### Exercise details
The answer must consist of every line in the data that contains "category".

Start of Block

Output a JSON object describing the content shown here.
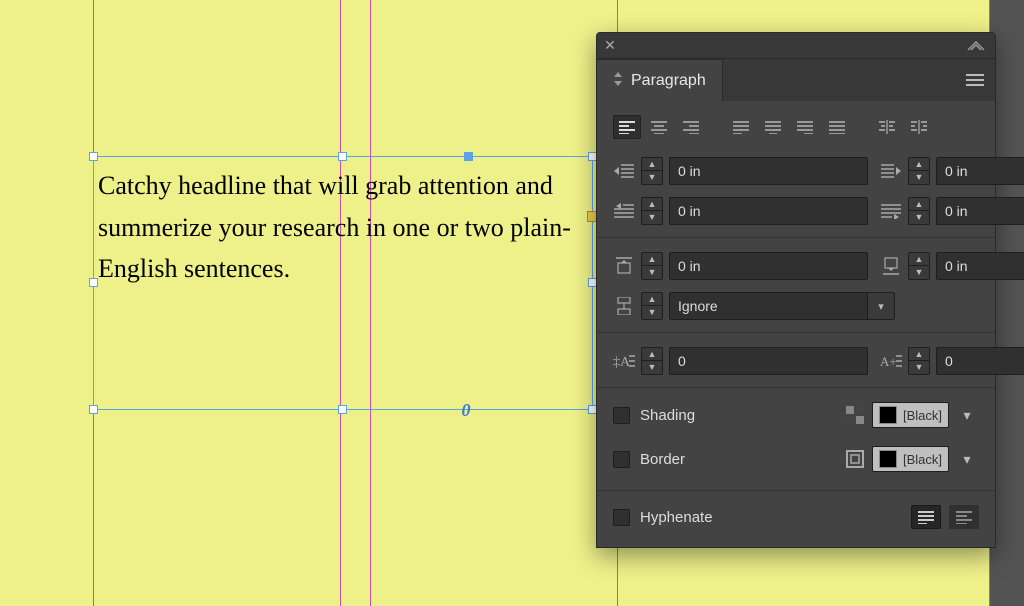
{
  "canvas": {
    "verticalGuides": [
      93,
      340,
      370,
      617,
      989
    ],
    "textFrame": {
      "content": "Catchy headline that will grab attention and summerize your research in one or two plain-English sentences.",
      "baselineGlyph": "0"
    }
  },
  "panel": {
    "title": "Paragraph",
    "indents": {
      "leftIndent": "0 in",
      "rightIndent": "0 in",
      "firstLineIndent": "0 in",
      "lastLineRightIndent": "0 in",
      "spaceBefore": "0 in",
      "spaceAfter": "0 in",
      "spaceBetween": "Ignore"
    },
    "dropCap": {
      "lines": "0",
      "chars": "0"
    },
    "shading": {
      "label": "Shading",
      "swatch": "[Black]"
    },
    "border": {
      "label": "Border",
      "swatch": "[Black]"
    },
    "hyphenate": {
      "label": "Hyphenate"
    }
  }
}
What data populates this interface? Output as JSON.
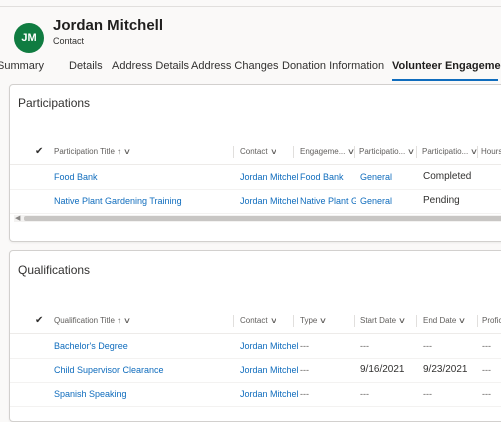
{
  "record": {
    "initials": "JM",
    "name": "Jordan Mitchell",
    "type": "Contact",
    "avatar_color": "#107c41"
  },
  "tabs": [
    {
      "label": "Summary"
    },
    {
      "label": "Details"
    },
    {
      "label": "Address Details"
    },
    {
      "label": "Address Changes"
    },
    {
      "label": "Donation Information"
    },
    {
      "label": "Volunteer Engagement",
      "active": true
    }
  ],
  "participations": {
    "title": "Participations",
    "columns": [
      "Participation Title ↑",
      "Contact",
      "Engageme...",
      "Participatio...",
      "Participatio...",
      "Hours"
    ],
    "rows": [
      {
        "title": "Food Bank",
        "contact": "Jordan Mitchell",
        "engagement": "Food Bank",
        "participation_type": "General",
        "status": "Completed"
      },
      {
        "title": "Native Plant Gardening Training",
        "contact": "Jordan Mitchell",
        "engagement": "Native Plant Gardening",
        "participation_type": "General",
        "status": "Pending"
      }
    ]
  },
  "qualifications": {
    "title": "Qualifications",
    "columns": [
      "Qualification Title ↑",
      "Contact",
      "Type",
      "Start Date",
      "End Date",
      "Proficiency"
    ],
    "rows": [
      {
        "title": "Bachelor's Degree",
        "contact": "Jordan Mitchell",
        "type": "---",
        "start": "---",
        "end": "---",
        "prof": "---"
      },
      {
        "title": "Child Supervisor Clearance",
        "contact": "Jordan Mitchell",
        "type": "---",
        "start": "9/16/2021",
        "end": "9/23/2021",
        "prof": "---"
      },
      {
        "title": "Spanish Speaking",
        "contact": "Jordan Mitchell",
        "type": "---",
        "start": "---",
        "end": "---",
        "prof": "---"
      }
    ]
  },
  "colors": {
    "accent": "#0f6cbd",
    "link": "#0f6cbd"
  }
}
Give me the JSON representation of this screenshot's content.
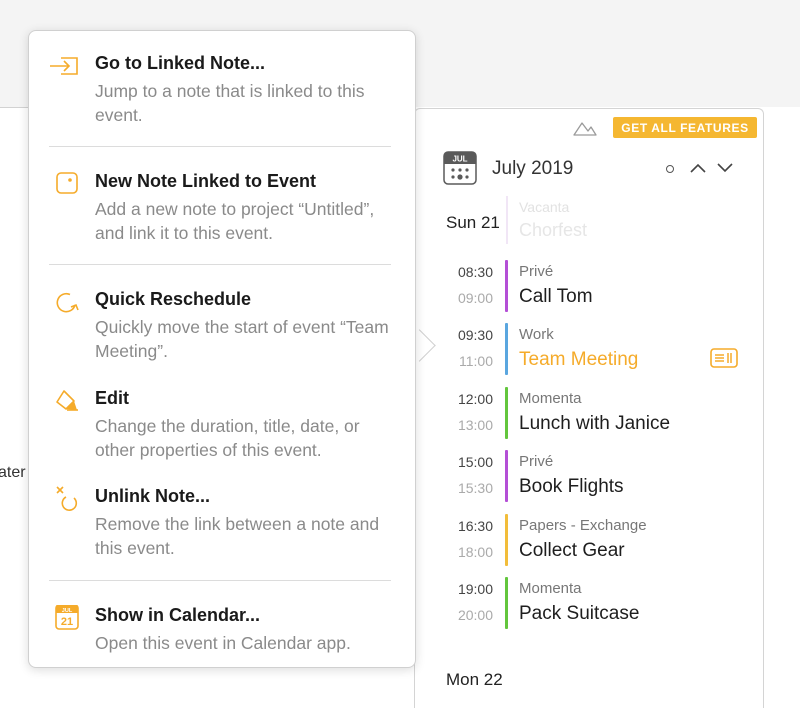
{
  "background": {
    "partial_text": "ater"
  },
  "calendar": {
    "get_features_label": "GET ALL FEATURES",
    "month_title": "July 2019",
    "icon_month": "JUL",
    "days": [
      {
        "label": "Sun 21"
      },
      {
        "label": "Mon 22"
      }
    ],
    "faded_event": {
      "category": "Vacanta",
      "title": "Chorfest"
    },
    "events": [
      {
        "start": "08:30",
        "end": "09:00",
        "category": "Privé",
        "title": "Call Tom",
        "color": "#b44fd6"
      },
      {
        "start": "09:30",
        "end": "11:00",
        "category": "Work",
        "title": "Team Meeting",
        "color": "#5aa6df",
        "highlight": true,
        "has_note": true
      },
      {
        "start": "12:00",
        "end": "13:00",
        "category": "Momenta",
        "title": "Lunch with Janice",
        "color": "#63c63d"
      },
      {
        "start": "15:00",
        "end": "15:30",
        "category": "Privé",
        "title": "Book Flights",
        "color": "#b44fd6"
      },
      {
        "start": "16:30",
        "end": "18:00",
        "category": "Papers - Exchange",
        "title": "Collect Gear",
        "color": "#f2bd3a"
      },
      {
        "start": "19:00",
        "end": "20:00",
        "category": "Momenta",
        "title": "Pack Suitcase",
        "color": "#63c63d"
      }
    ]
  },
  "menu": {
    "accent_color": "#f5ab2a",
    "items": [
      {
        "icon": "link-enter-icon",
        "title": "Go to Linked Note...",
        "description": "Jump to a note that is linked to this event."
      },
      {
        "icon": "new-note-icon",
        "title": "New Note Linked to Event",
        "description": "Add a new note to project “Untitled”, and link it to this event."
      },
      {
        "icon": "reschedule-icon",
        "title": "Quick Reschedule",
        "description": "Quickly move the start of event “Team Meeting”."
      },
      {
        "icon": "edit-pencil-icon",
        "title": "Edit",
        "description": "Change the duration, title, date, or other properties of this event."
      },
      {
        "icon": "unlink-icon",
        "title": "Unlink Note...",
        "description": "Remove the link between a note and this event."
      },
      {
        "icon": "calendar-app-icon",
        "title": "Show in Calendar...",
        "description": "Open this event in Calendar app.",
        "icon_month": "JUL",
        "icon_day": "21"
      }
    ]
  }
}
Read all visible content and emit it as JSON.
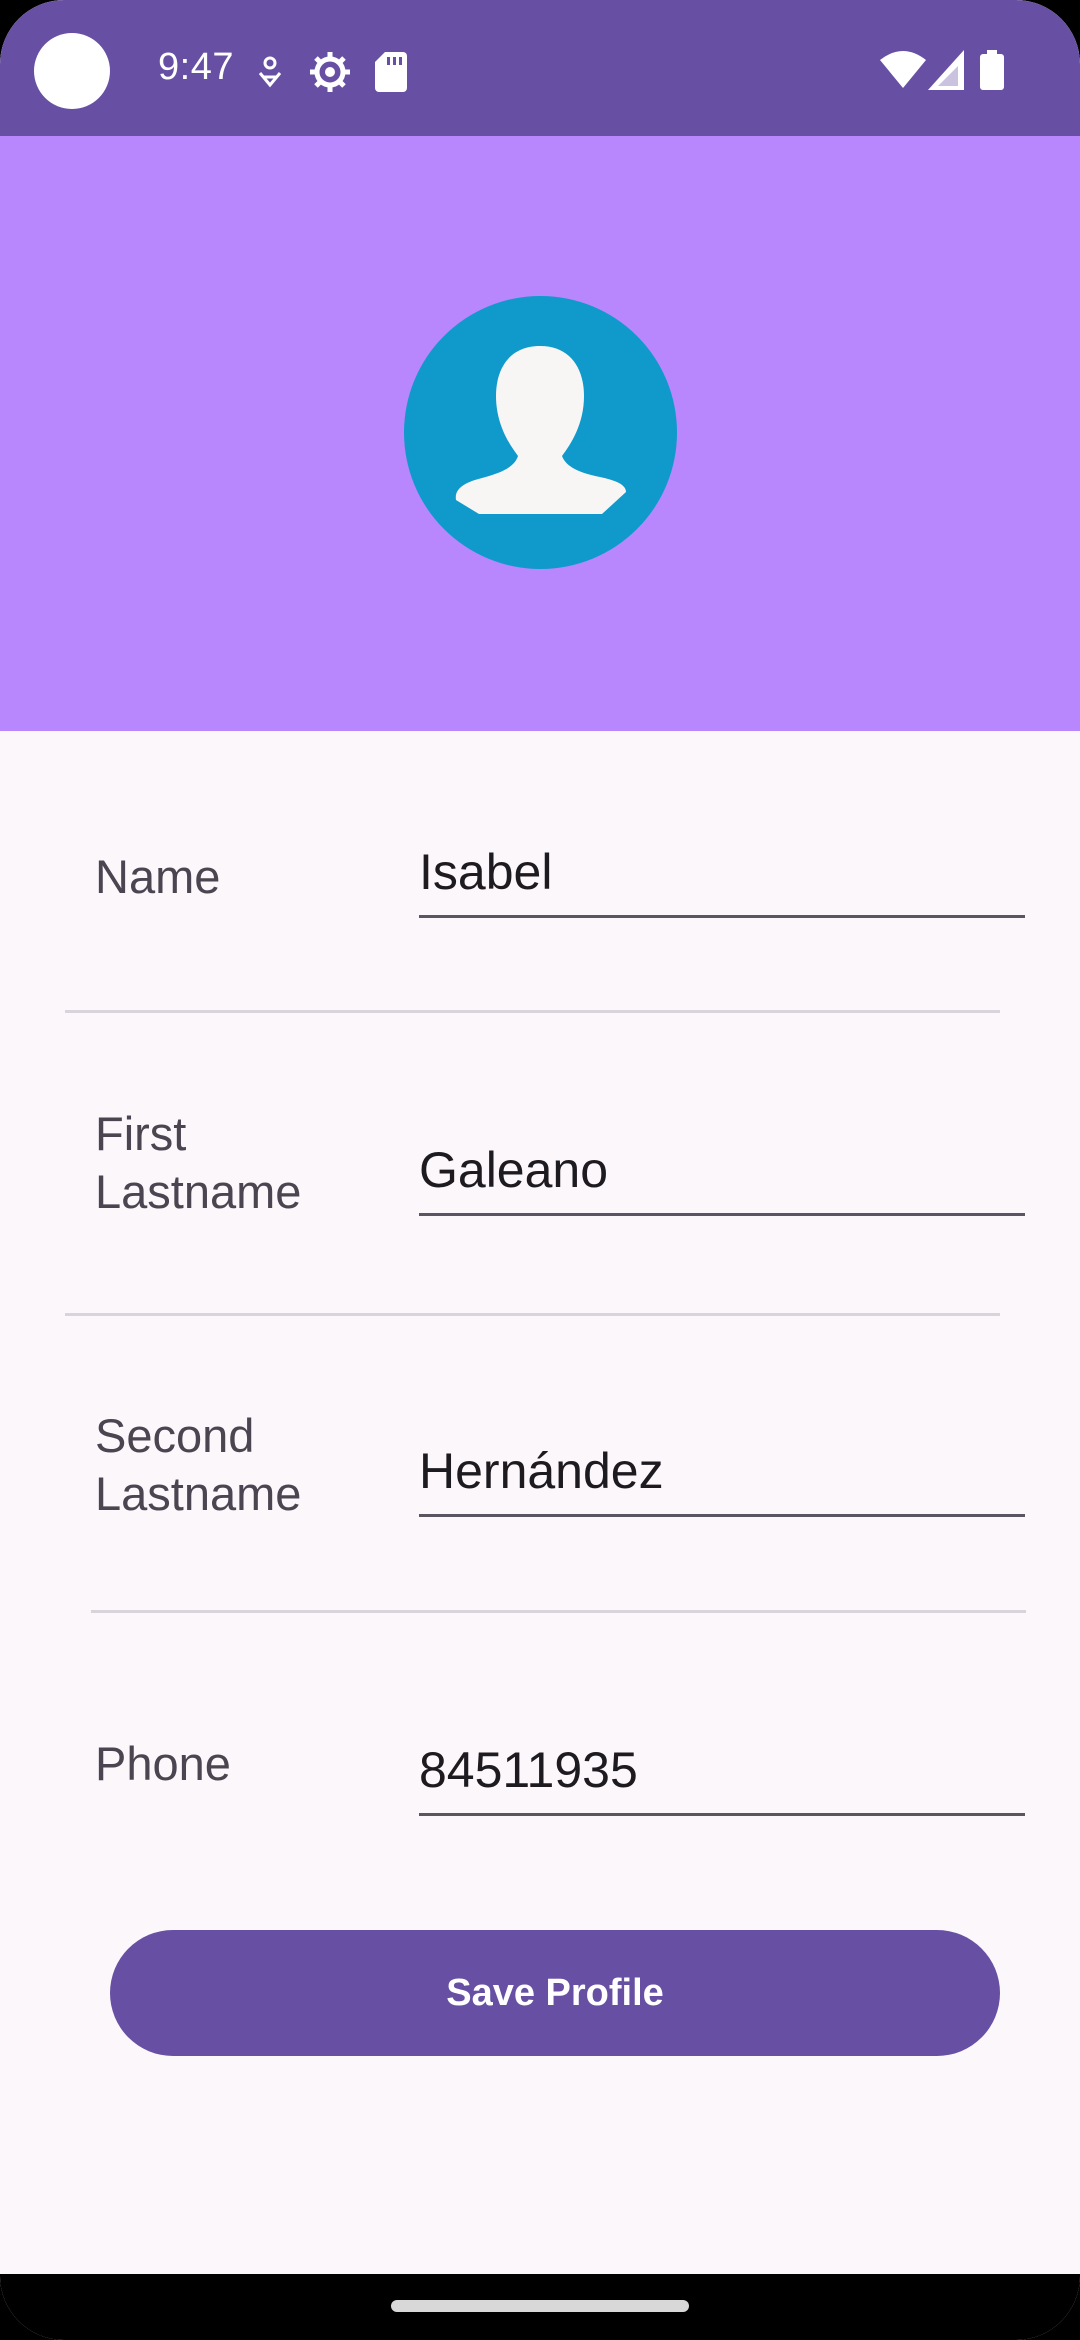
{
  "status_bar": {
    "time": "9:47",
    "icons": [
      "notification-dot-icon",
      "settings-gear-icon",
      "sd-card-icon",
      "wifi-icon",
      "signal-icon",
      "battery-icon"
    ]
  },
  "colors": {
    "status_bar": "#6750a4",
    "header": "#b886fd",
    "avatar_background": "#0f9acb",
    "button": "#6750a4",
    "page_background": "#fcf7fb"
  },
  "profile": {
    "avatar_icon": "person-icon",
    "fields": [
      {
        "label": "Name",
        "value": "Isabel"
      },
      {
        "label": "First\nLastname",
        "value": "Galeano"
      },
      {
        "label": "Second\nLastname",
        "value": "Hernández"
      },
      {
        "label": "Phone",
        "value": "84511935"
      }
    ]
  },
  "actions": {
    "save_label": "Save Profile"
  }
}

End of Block

### Result for this task
      "category": "Vacanta",
        "category": "Privé",
        "category": "Work",
        "category": "Momenta",
        "category": "Privé",
        "category": "Papers - Exchange",
        "category": "Momenta",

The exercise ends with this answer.